-- EXERCISE DESCRIPTION --
Each line of the records has to be copied exactly, though the pictures must be left out.

-- MATERIAL SUPPLIED --
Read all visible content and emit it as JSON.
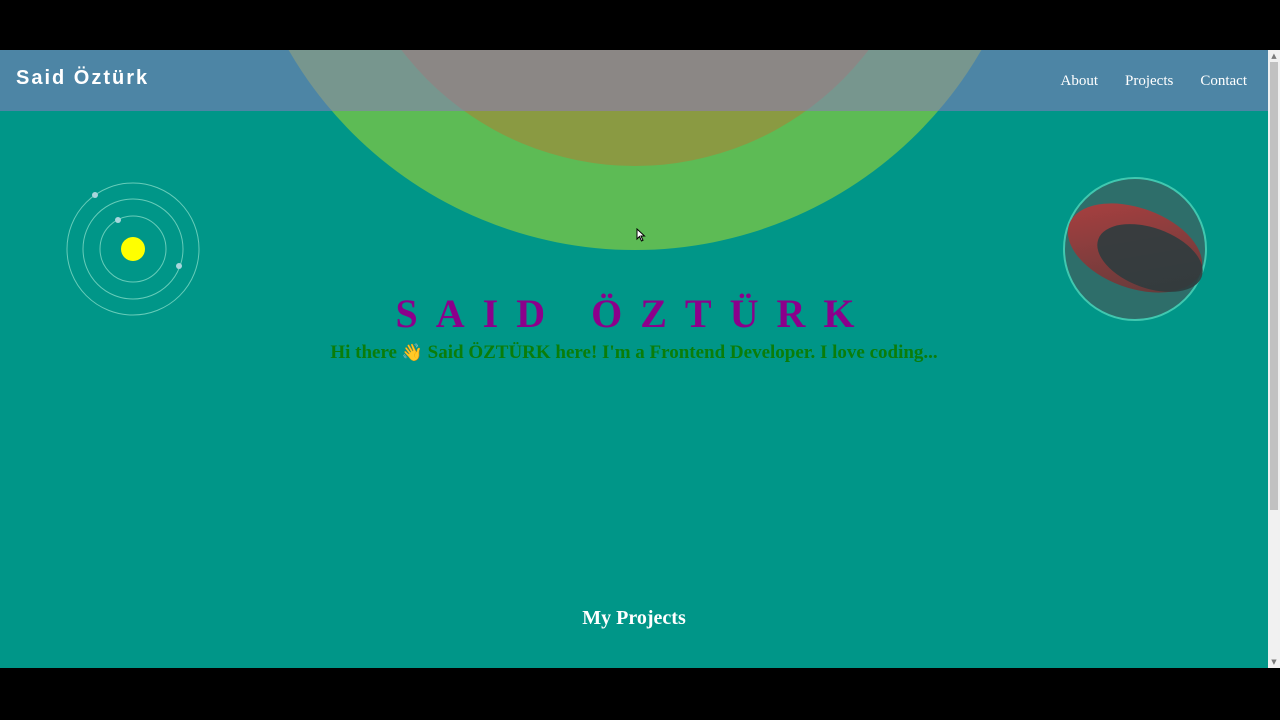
{
  "nav": {
    "brand": "Said Öztürk",
    "links": [
      "About",
      "Projects",
      "Contact"
    ]
  },
  "hero": {
    "name": "SAID ÖZTÜRK",
    "greeting_start": "Hi there",
    "wave_emoji": "👋",
    "greeting_end": "Said ÖZTÜRK here! I'm a Frontend Developer. I love coding..."
  },
  "projects": {
    "title": "My Projects"
  },
  "colors": {
    "background": "#009688",
    "accent_name": "#8b008b",
    "subtitle": "#0a7d0a",
    "arc_outer": "#5dbb55",
    "arc_inner": "#8a9a42",
    "sun": "#ffff00"
  },
  "icons": [
    "solar-system-icon",
    "sphere-icon",
    "wave-icon",
    "cursor-icon"
  ]
}
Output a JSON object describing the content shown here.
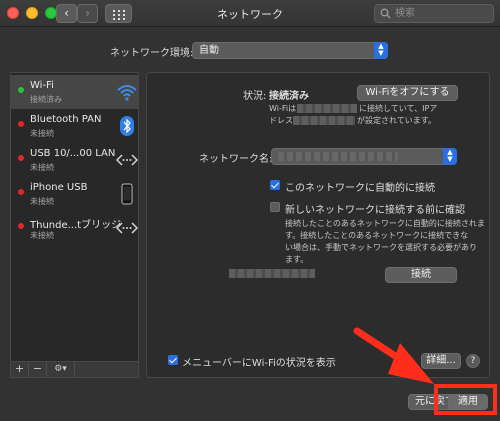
{
  "window": {
    "title": "ネットワーク"
  },
  "search": {
    "placeholder": "検索"
  },
  "location": {
    "label": "ネットワーク環境:",
    "value": "自動"
  },
  "services": [
    {
      "name": "Wi-Fi",
      "status": "接続済み",
      "dot": "#2fbf3c",
      "icon": "wifi-icon"
    },
    {
      "name": "Bluetooth PAN",
      "status": "未接続",
      "dot": "#e0262a",
      "icon": "bluetooth-icon"
    },
    {
      "name": "USB 10/...00 LAN",
      "status": "未接続",
      "dot": "#e0262a",
      "icon": "ethernet-icon"
    },
    {
      "name": "iPhone USB",
      "status": "未接続",
      "dot": "#e0262a",
      "icon": "iphone-icon"
    },
    {
      "name": "Thunde...tブリッジ",
      "status": "未接続",
      "dot": "#e0262a",
      "icon": "thunderbolt-bridge-icon"
    }
  ],
  "sidebar_toolbar": {
    "add": "+",
    "remove": "−",
    "action": "⚙▾"
  },
  "status": {
    "label": "状況:",
    "value": "接続済み",
    "toggle_button": "Wi-Fiをオフにする",
    "desc_line1a": "Wi-Fiは",
    "desc_line1b": "に接続していて、IPア",
    "desc_line2a": "ドレス",
    "desc_line2b": "が設定されています。"
  },
  "network_name": {
    "label": "ネットワーク名:"
  },
  "options": {
    "auto_join": "このネットワークに自動的に接続",
    "ask_join": "新しいネットワークに接続する前に確認",
    "ask_desc_1": "接続したことのあるネットワークに自動的に接続されま",
    "ask_desc_2": "す。接続したことのあるネットワークに接続できな",
    "ask_desc_3": "い場合は、手動でネットワークを選択する必要があり",
    "ask_desc_4": "ます。"
  },
  "connect_button": "接続",
  "menubar_option": "メニューバーにWi-Fiの状況を表示",
  "advanced_button": "詳細...",
  "help": "?",
  "revert_button": "元に戻す",
  "apply_button": "適用",
  "colors": {
    "accent": "#2a6fe0",
    "highlight": "#ff2d1b"
  }
}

-- ANSWER SPACE --
Read all visible content and emit it as JSON.
{
  "nav": {
    "brand": "Said Öztürk",
    "links": [
      "About",
      "Projects",
      "Contact"
    ]
  },
  "hero": {
    "name": "SAID ÖZTÜRK",
    "greeting_start": "Hi there",
    "wave_emoji": "👋",
    "greeting_end": "Said ÖZTÜRK here! I'm a Frontend Developer. I love coding..."
  },
  "projects": {
    "title": "My Projects"
  },
  "colors": {
    "background": "#009688",
    "accent_name": "#8b008b",
    "subtitle": "#0a7d0a",
    "arc_outer": "#5dbb55",
    "arc_inner": "#8a9a42",
    "sun": "#ffff00"
  },
  "icons": [
    "solar-system-icon",
    "sphere-icon",
    "wave-icon",
    "cursor-icon"
  ]
}
Output a JSON object describing the content shown here.
{
  "window": {
    "title": "ネットワーク"
  },
  "search": {
    "placeholder": "検索"
  },
  "location": {
    "label": "ネットワーク環境:",
    "value": "自動"
  },
  "services": [
    {
      "name": "Wi-Fi",
      "status": "接続済み",
      "dot": "#2fbf3c",
      "icon": "wifi-icon"
    },
    {
      "name": "Bluetooth PAN",
      "status": "未接続",
      "dot": "#e0262a",
      "icon": "bluetooth-icon"
    },
    {
      "name": "USB 10/...00 LAN",
      "status": "未接続",
      "dot": "#e0262a",
      "icon": "ethernet-icon"
    },
    {
      "name": "iPhone USB",
      "status": "未接続",
      "dot": "#e0262a",
      "icon": "iphone-icon"
    },
    {
      "name": "Thunde...tブリッジ",
      "status": "未接続",
      "dot": "#e0262a",
      "icon": "thunderbolt-bridge-icon"
    }
  ],
  "sidebar_toolbar": {
    "add": "+",
    "remove": "−",
    "action": "⚙▾"
  },
  "status": {
    "label": "状況:",
    "value": "接続済み",
    "toggle_button": "Wi-Fiをオフにする",
    "desc_line1a": "Wi-Fiは",
    "desc_line1b": "に接続していて、IPア",
    "desc_line2a": "ドレス",
    "desc_line2b": "が設定されています。"
  },
  "network_name": {
    "label": "ネットワーク名:"
  },
  "options": {
    "auto_join": "このネットワークに自動的に接続",
    "ask_join": "新しいネットワークに接続する前に確認",
    "ask_desc_1": "接続したことのあるネットワークに自動的に接続されま",
    "ask_desc_2": "す。接続したことのあるネットワークに接続できな",
    "ask_desc_3": "い場合は、手動でネットワークを選択する必要があり",
    "ask_desc_4": "ます。"
  },
  "connect_button": "接続",
  "menubar_option": "メニューバーにWi-Fiの状況を表示",
  "advanced_button": "詳細...",
  "help": "?",
  "revert_button": "元に戻す",
  "apply_button": "適用",
  "colors": {
    "accent": "#2a6fe0",
    "highlight": "#ff2d1b"
  }
}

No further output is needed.